Trees save water by intercepting rainfall on their leaves, branches, and trunks, reducing the force of falling raindrops and allowing water to drip slowly to the ground. This interception prevents direct runoff and enables more water to infiltrate the soil, replenishing groundwater reserves and maintaining streamflow during dry periods.
By absorbing and intercepting rainfall, trees reduce the volume and intensity of stormwater runoff. This helps prevent localized flooding and reduces the heat impervious surfaces generate during heavy rain events.
Research shows that regularly spending time around trees provides many human health benefits, from lowering stress to improving cognition to boosting longevity.
Peter James, assistant professor at Harvard T.H. Chan School of Public Health, said that trees’ effects on us “translate into long-term changes in the incidence of depression, anxiety, cognitive decline, and chronic diseases including cardiovascular disease and cancer.”
Nature heals mind and body. Anyone who has enjoyed a walk through a wooded area on a fine day knows how beneficial being among trees is.
Punto Verde needs your support. If each Puerto resident planted and cared for one tree, Puerto would look and feel much better and brighten our future in many ways.
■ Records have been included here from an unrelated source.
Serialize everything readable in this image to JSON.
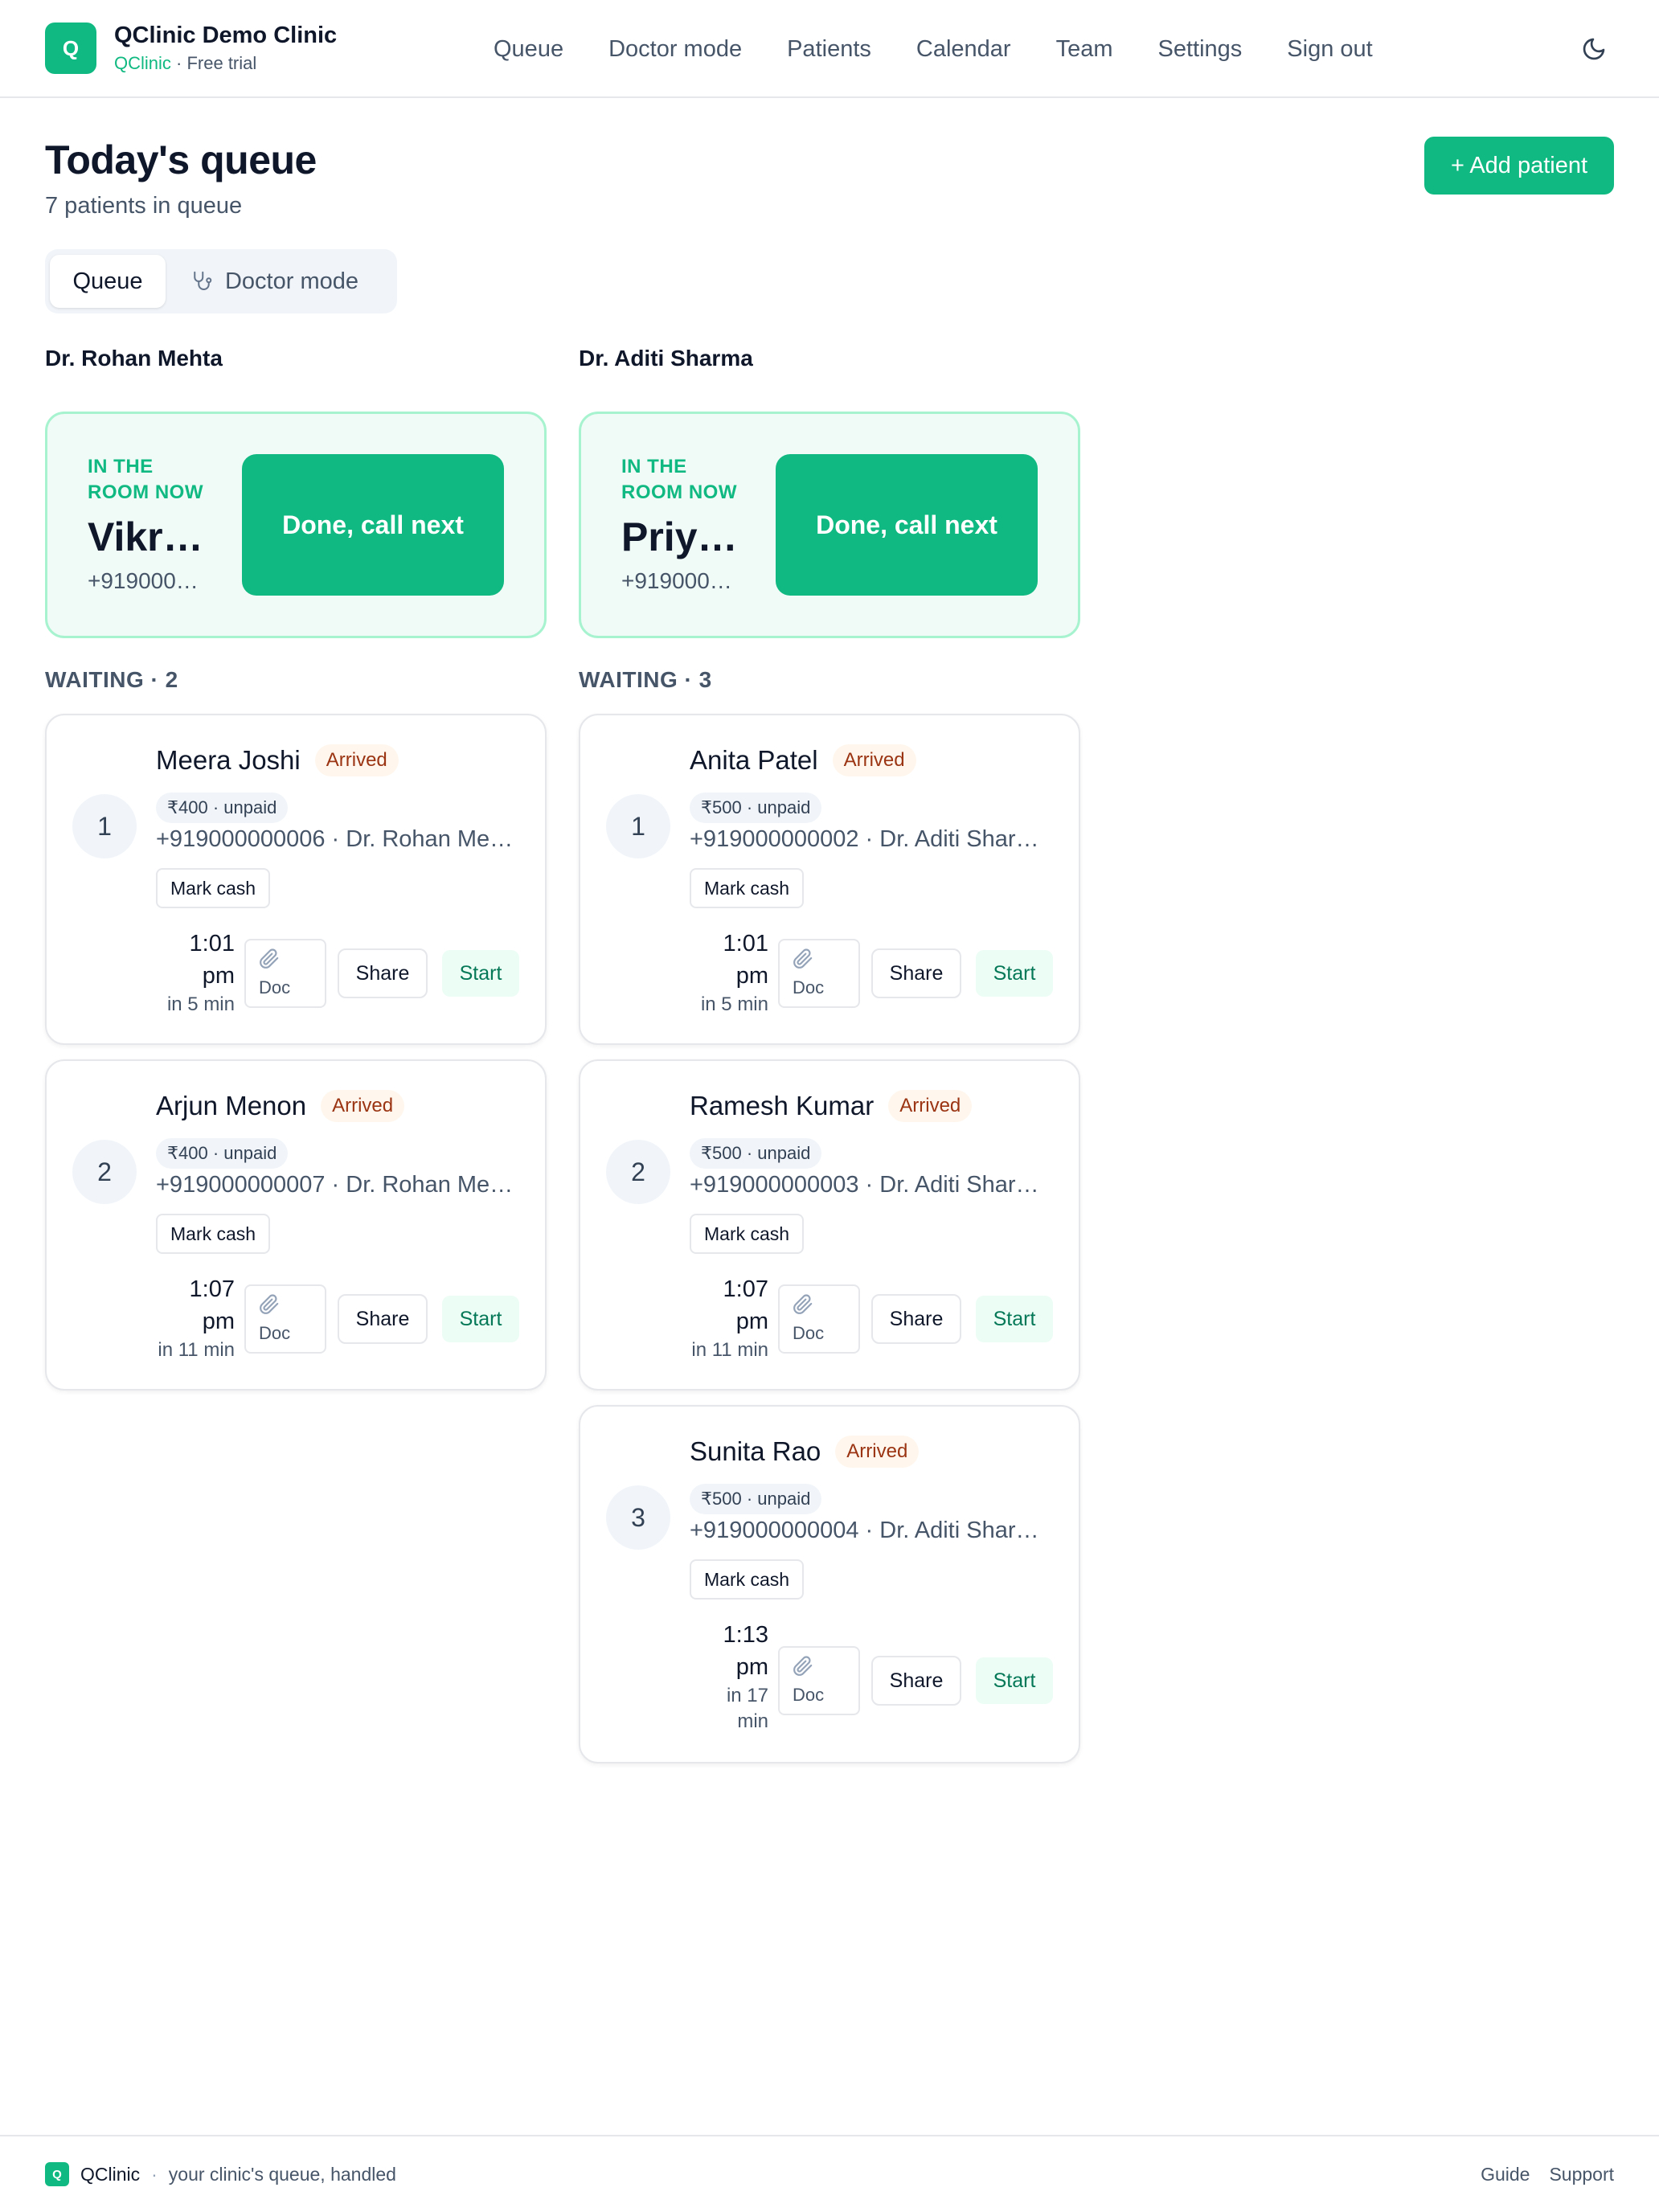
{
  "header": {
    "logo_letter": "Q",
    "clinic_name": "QClinic Demo Clinic",
    "product": "QClinic",
    "plan": "· Free trial",
    "nav": [
      "Queue",
      "Doctor mode",
      "Patients",
      "Calendar",
      "Team",
      "Settings",
      "Sign out"
    ],
    "theme_icon": "moon-icon"
  },
  "page": {
    "title": "Today's queue",
    "subtitle": "7 patients in queue",
    "add_button": "+ Add patient"
  },
  "view_toggle": {
    "queue": "Queue",
    "doctor_mode": "Doctor mode",
    "doctor_icon": "stethoscope-icon"
  },
  "columns": [
    {
      "doctor": "Dr. Rohan Mehta",
      "now": {
        "label": "IN THE ROOM NOW",
        "name": "Vikr…",
        "phone": "+919000…",
        "action": "Done, call next"
      },
      "waiting_label": "WAITING · 2",
      "patients": [
        {
          "position": "1",
          "name": "Meera Joshi",
          "status": "Arrived",
          "fee": "₹400 · unpaid",
          "meta": "+919000000006 · Dr. Rohan Me…",
          "mark_cash": "Mark cash",
          "time": "1:01 pm",
          "relative": "in 5 min",
          "doc": "Doc",
          "share": "Share",
          "start": "Start"
        },
        {
          "position": "2",
          "name": "Arjun Menon",
          "status": "Arrived",
          "fee": "₹400 · unpaid",
          "meta": "+919000000007 · Dr. Rohan Me…",
          "mark_cash": "Mark cash",
          "time": "1:07 pm",
          "relative": "in 11 min",
          "doc": "Doc",
          "share": "Share",
          "start": "Start"
        }
      ]
    },
    {
      "doctor": "Dr. Aditi Sharma",
      "now": {
        "label": "IN THE ROOM NOW",
        "name": "Priy…",
        "phone": "+919000…",
        "action": "Done, call next"
      },
      "waiting_label": "WAITING · 3",
      "patients": [
        {
          "position": "1",
          "name": "Anita Patel",
          "status": "Arrived",
          "fee": "₹500 · unpaid",
          "meta": "+919000000002 · Dr. Aditi Shar…",
          "mark_cash": "Mark cash",
          "time": "1:01 pm",
          "relative": "in 5 min",
          "doc": "Doc",
          "share": "Share",
          "start": "Start"
        },
        {
          "position": "2",
          "name": "Ramesh Kumar",
          "status": "Arrived",
          "fee": "₹500 · unpaid",
          "meta": "+919000000003 · Dr. Aditi Shar…",
          "mark_cash": "Mark cash",
          "time": "1:07 pm",
          "relative": "in 11 min",
          "doc": "Doc",
          "share": "Share",
          "start": "Start"
        },
        {
          "position": "3",
          "name": "Sunita Rao",
          "status": "Arrived",
          "fee": "₹500 · unpaid",
          "meta": "+919000000004 · Dr. Aditi Shar…",
          "mark_cash": "Mark cash",
          "time": "1:13 pm",
          "relative": "in 17 min",
          "doc": "Doc",
          "share": "Share",
          "start": "Start"
        }
      ]
    }
  ],
  "footer": {
    "logo_letter": "Q",
    "brand": "QClinic",
    "separator": "·",
    "tagline": "your clinic's queue, handled",
    "links": [
      "Guide",
      "Support"
    ]
  },
  "colors": {
    "accent": "#10b981",
    "now_bg": "#f0faf6",
    "arrived_text": "#9a3412",
    "arrived_bg": "#fff7ed"
  }
}
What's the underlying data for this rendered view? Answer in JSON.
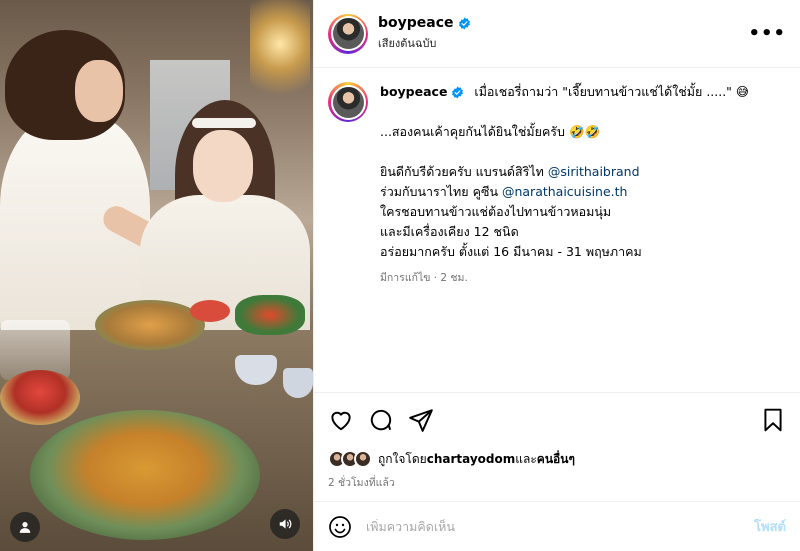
{
  "post": {
    "username": "boypeace",
    "audio_label": "เสียงต้นฉบับ",
    "more_label": "•••"
  },
  "caption": {
    "username": "boypeace",
    "line1": "เมื่อเชอรี่ถามว่า \"เจี๊ยบทานข้าวแช่ได้ใช่มั้ย .....\"",
    "line1_emoji": "😅",
    "line2": "...สองคนเค้าคุยกันได้ยินใช่มั้ยครับ",
    "line2_emoji": "🤣🤣",
    "line3_text": "ยินดีกับรีด้วยครับ แบรนด์สิริไท ",
    "line3_mention": "@sirithaibrand",
    "line4_text": "ร่วมกับนาราไทย คูซีน ",
    "line4_mention": "@narathaicuisine.th",
    "line5": "ใครชอบทานข้าวแช่ต้องไปทานข้าวหอมนุ่ม",
    "line6": "และมีเครื่องเคียง 12 ชนิด",
    "line7": "อร่อยมากครับ ตั้งแต่ 16 มีนาคม - 31 พฤษภาคม",
    "edited_meta": "มีการแก้ไข · 2 ชม."
  },
  "likes": {
    "prefix": "ถูกใจโดย ",
    "user": "chartayodom",
    "middle": " และ",
    "others": "คนอื่นๆ"
  },
  "timestamp": "2 ชั่วโมงที่แล้ว",
  "comment": {
    "placeholder": "เพิ่มความคิดเห็น",
    "post_label": "โพสต์"
  },
  "colors": {
    "verified": "#0095f6",
    "mention": "#00376b",
    "post_button_disabled": "#b2dffc"
  },
  "icons": {
    "header_more": "more-icon",
    "actions": [
      "heart-icon",
      "comment-icon",
      "share-icon",
      "bookmark-icon"
    ],
    "media": [
      "user-tag-icon",
      "sound-icon"
    ],
    "comment": "emoji-icon"
  }
}
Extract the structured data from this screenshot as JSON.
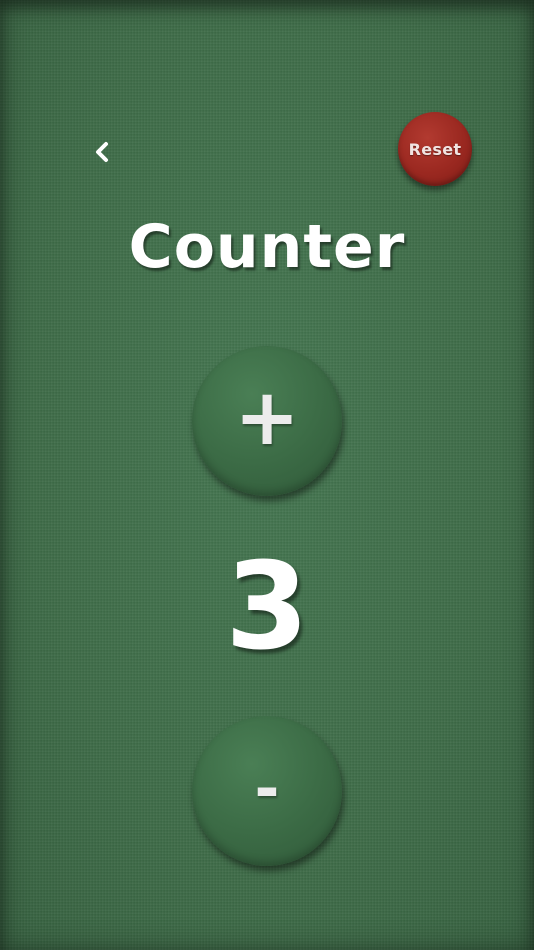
{
  "header": {
    "back_icon": "chevron-left-icon",
    "reset_label": "Reset"
  },
  "main": {
    "title": "Counter",
    "increment_label": "+",
    "count": "3",
    "decrement_label": "-"
  },
  "colors": {
    "background": "#3f6e49",
    "reset_button": "#9a2820",
    "round_button": "#3c6c46",
    "text": "#ffffff"
  }
}
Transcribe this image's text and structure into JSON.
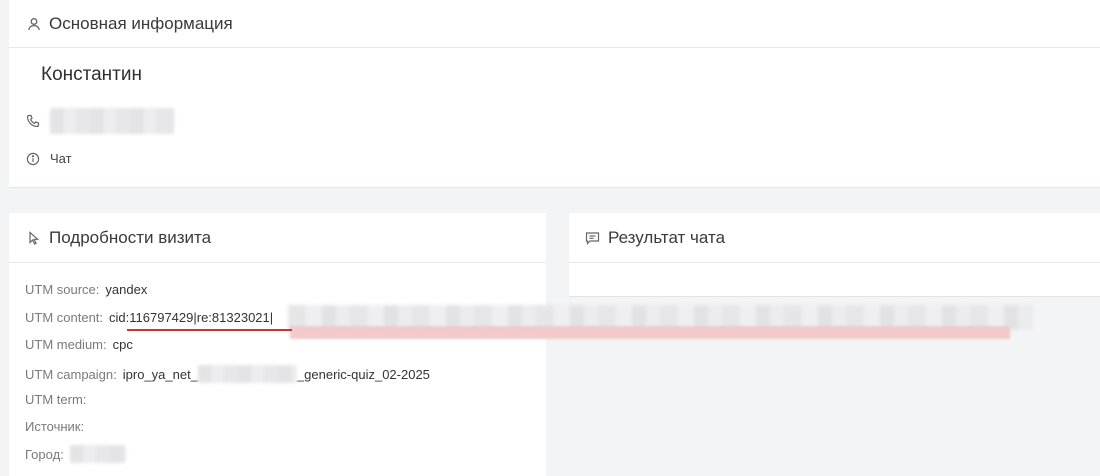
{
  "main_section": {
    "title": "Основная информация",
    "contact_name": "Константин",
    "source_label": "Чат"
  },
  "visit_section": {
    "title": "Подробности визита",
    "rows": [
      {
        "label": "UTM source:",
        "value": "yandex"
      },
      {
        "label": "UTM content:",
        "value": "cid:116797429|re:81323021|"
      },
      {
        "label": "UTM medium:",
        "value": "cpc"
      },
      {
        "label": "UTM campaign:",
        "value_prefix": "ipro_ya_net_",
        "value_suffix": "_generic-quiz_02-2025"
      },
      {
        "label": "UTM term:",
        "value": ""
      },
      {
        "label": "Источник:",
        "value": ""
      },
      {
        "label": "Город:",
        "value": ""
      }
    ]
  },
  "chat_section": {
    "title": "Результат чата"
  },
  "icons": {
    "user": "user-icon",
    "phone": "phone-icon",
    "info": "info-icon",
    "cursor": "cursor-icon",
    "chat": "chat-icon"
  },
  "colors": {
    "underline": "#c9372c",
    "background": "#f3f4f6"
  }
}
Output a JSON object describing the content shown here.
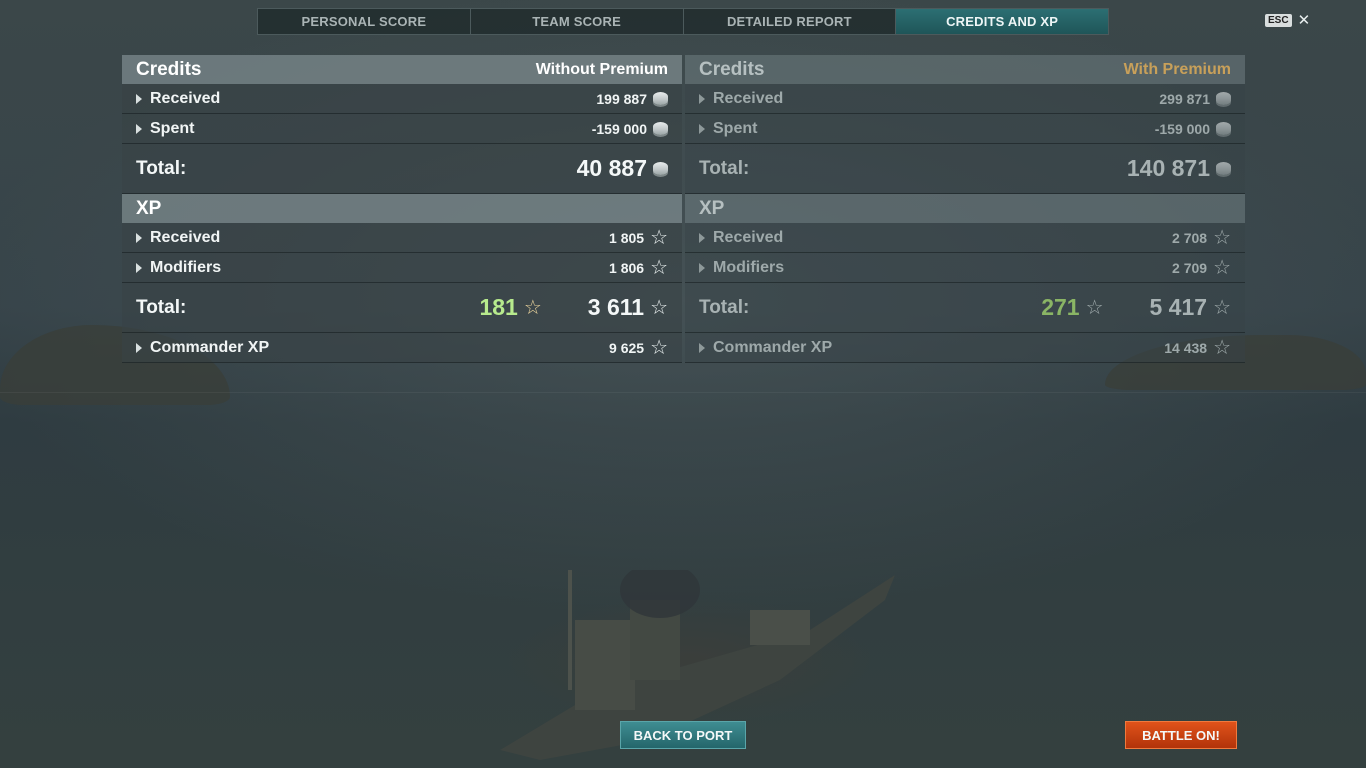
{
  "tabs": [
    {
      "label": "PERSONAL SCORE",
      "active": false
    },
    {
      "label": "TEAM SCORE",
      "active": false
    },
    {
      "label": "DETAILED REPORT",
      "active": false
    },
    {
      "label": "CREDITS AND XP",
      "active": true
    }
  ],
  "esc": {
    "key": "ESC",
    "close_icon": "close-icon"
  },
  "without_premium": {
    "credits": {
      "title": "Credits",
      "column_label": "Without Premium",
      "received": {
        "label": "Received",
        "value": "199 887"
      },
      "spent": {
        "label": "Spent",
        "value": "-159 000"
      },
      "total": {
        "label": "Total:",
        "value": "40 887"
      }
    },
    "xp": {
      "title": "XP",
      "received": {
        "label": "Received",
        "value": "1 805"
      },
      "modifiers": {
        "label": "Modifiers",
        "value": "1 806"
      },
      "total": {
        "label": "Total:",
        "free_xp": "181",
        "value": "3 611"
      },
      "commander": {
        "label": "Commander XP",
        "value": "9 625"
      }
    }
  },
  "with_premium": {
    "credits": {
      "title": "Credits",
      "column_label": "With Premium",
      "received": {
        "label": "Received",
        "value": "299 871"
      },
      "spent": {
        "label": "Spent",
        "value": "-159 000"
      },
      "total": {
        "label": "Total:",
        "value": "140 871"
      }
    },
    "xp": {
      "title": "XP",
      "received": {
        "label": "Received",
        "value": "2 708"
      },
      "modifiers": {
        "label": "Modifiers",
        "value": "2 709"
      },
      "total": {
        "label": "Total:",
        "free_xp": "271",
        "value": "5 417"
      },
      "commander": {
        "label": "Commander XP",
        "value": "14 438"
      }
    }
  },
  "buttons": {
    "back_to_port": "BACK TO PORT",
    "battle_on": "BATTLE ON!"
  },
  "colors": {
    "active_tab": "#2c6f73",
    "premium_label": "#c8a05a",
    "free_xp": "#b7ea8d",
    "battle_button": "#e0531a",
    "port_button": "#3f8d92"
  }
}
- Volunteers are welcome to join the planting project. Just contact SOS on their Instagram page. Donations are also needed to buy more trees. They can be made here.
Patrick Sheehy is an Irishman who has been living in Puerto Escondido, on and off, since 2005. He has a degree in psychology and experience in various fields including teaching, tour-guiding, writing, working with adults with intellectual disabilities and organic horticulture.